Make the agrodolce: In a medium pot, add the olive oil and heat over medium heat. Once hot, add the garlic and let sizzle for 30 seconds or so, until fragrant but not yet browned. Add the onion and fennel and season with about 1 teaspoon kosher salt; cook, stirring constantly, over medium-high heat until softened, about 5 minutes. Stir in the tomato paste and cook until darkened slightly, 1–2 minutes more. Add the mint, wine, capers, and raisins and let cook on high heat until the wine is almost completely evaporated. Stir in 1⁄4 cup water, then the honey. Remove and let cool. (Agrodolce can be made ahead; it gets better if it sits for a couple of hours.)
When ready to serve, fry the squid: In a medium pot or high-sided pan, add enough canola oil so it reaches at least 3 inches up the sides of the pan. Heat over medium-high heat until a the oil registers 350°F on a deep-fat thermometer.

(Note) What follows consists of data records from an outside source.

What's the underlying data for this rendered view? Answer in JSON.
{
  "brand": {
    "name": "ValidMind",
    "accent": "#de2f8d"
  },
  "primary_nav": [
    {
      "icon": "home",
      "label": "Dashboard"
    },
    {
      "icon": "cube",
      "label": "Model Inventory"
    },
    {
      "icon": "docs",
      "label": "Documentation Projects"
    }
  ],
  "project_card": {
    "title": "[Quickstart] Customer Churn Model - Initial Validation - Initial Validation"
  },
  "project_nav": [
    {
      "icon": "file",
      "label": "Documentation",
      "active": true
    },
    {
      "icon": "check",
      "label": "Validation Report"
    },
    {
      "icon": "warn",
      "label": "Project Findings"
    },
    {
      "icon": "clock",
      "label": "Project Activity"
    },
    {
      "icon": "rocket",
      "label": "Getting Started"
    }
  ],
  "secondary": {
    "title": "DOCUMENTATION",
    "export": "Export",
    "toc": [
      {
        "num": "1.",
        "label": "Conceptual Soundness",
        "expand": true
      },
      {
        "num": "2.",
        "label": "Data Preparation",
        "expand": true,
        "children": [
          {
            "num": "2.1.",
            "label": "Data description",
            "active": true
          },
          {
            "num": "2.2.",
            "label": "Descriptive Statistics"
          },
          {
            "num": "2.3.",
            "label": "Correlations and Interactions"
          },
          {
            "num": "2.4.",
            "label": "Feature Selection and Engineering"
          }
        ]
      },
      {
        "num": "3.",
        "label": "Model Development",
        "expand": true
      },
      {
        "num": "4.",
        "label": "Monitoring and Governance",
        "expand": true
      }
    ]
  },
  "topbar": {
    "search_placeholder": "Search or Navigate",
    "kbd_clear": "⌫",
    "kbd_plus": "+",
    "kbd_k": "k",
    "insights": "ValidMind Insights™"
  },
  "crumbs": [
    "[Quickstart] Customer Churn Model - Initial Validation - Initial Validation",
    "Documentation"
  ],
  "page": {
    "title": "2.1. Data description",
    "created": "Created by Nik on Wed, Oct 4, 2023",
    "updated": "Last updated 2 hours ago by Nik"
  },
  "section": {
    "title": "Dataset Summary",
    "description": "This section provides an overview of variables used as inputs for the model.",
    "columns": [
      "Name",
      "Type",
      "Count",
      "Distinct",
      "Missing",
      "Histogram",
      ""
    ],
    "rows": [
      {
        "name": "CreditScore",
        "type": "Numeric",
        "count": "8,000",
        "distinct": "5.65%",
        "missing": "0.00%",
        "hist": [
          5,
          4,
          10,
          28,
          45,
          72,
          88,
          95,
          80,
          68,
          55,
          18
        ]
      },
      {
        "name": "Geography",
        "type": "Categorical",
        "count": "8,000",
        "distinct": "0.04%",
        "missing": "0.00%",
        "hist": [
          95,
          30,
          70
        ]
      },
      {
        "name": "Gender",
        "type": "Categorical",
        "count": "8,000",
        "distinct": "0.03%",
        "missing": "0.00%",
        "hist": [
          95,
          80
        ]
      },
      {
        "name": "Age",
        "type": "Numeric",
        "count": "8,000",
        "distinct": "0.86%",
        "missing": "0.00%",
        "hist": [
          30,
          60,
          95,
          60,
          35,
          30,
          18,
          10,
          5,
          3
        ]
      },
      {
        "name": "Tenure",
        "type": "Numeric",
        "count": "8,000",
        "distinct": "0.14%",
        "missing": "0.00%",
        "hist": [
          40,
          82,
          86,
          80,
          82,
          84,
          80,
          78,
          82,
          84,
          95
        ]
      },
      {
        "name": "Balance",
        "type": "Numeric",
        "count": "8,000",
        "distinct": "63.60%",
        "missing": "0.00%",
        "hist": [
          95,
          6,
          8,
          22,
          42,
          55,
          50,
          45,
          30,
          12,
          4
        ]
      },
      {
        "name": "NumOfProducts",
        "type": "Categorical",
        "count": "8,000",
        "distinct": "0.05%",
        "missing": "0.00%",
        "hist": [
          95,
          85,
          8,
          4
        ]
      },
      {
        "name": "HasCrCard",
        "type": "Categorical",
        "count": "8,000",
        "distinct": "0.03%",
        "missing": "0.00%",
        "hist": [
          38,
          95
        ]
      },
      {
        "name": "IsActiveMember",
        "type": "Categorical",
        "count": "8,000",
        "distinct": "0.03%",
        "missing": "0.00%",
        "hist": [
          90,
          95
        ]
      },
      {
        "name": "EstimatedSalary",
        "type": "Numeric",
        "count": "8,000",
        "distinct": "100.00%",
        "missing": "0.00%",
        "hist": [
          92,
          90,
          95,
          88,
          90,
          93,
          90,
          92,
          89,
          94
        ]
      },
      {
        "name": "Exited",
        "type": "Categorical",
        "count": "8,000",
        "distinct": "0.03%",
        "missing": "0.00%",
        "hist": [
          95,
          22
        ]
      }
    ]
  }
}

Meanwhile, set a large plate next to the stove and line with multiple layers of paper towels. Combine the all-purpose and rice flours. Dredge the squid in the flour mixture, shaking off as much excess flour as possible. When the oil is ready, add the squid, working in batches as needed to not overcrowd the pan. Cook, turning as needed, until golden brown, 3–4 minutes. Transfer the fried squid to the prepared plate, and season with salt and a little lemon juice right when it comes out of the oil. Continue cooking the remainder of the squid.
Working quickly so the squid stays hot, line a medium serving bowl with some of the aioli, and drizzle it with some of the agrodolce. (Save any remainders for another use.) Top with the squid and a sprinkling of urfa biber, and serve immediately with lemon for squeezing.